It was Parker pens, founded by George Safford Parker in Wisconsin in 1888, that revolutionised writing. By creating quick-drying ink (‘Quink’) the need for blotting was eliminated and the Parker 51, the most widely used fountain pen in history, was developed – generating US$ 400 million worth of sales in a 30-year marketing cycle.
But by this time Montblanc had already cornered the market for luxury penmanship with their telltale snowcap branding, sleek designs and non-leak mechanisms. Montblanc, a German company – originally marketed under the less glamorous and desperately uncatchy name of ‘Simplo Filler Pen Company’ – was launched in 1908. The company’s first model was the Rouge Et Noir in 1909, and the first fountain pen, called the Meisterstück (German for masterpiece), was produced in 1925.
SUPERIOR NIGHT’S SLEEP
Hästens were making saddles long before making mattresses filled with the same horsehair. Founded in 1852, it is one of the oldest manufacturers of beds and mattresses in Sweden, guaranteeing its global clients a very sound sleep, every night. Hästens beds are filled with natural horsehair, flax, cotton and linen, and have met rigorous standards set by Oeko-Tex (limiting the use of toxic chemicals), and Mobelfakta (the international standard for environmentally-friendly furniture). All Hästens beds are hand made as the company believes that no machines can match the skill of their expert production team.
TOP OF THE GLASS
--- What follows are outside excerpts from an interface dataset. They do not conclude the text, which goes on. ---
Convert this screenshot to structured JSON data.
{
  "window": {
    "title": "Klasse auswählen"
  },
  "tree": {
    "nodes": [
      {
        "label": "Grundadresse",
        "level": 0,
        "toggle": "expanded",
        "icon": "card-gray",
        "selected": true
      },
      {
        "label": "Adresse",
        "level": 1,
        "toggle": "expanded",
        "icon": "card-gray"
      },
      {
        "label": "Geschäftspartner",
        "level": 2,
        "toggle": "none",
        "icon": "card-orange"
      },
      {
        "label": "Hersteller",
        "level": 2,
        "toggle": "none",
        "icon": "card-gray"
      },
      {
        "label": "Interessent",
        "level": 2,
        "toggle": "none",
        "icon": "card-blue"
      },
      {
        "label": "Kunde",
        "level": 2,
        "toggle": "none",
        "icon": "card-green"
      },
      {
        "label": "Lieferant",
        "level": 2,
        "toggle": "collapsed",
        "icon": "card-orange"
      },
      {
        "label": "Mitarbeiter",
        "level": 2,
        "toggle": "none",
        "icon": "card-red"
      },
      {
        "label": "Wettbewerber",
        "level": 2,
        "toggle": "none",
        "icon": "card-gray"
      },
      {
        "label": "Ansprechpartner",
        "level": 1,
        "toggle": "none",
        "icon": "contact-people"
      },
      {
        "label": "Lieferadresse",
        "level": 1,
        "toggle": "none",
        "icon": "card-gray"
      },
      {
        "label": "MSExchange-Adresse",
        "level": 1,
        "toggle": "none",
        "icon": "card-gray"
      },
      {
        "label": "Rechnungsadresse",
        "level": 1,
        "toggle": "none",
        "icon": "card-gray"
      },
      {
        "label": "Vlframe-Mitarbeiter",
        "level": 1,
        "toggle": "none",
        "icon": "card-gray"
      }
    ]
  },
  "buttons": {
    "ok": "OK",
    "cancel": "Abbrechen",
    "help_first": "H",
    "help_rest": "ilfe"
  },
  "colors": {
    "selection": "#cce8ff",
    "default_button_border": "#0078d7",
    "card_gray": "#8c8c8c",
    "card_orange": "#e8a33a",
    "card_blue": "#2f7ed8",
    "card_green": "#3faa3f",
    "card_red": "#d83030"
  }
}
If you think the crafts of watchmakers and cabinet-making have a long history, then consider Baccarat. In 1764 (20 years before the French Revolution), the superior French crystal glassware people were producing luxurious items. Famed for crystal chandeliers that illuminated the grand halls of palaces throughout the world, today the glassware company boasts spectacular modern and classic creations by design darling Philippe Starck. All of Baccarat’s artisans undergo an eight-year apprenticeship before they become Master Craftsman – a thought that puts the expertise behind all craftsmanship well into perspective.
Break out quotes
“In 1868, Patek Philippe created the world’s first wristwatch, condemning the humble pocket watch to the back burner. It was the iPod moment of its time”
“All Hästens beds are hand-stitched as they believe that no machines can match the skills of their expert production team
Written by Paul Kerton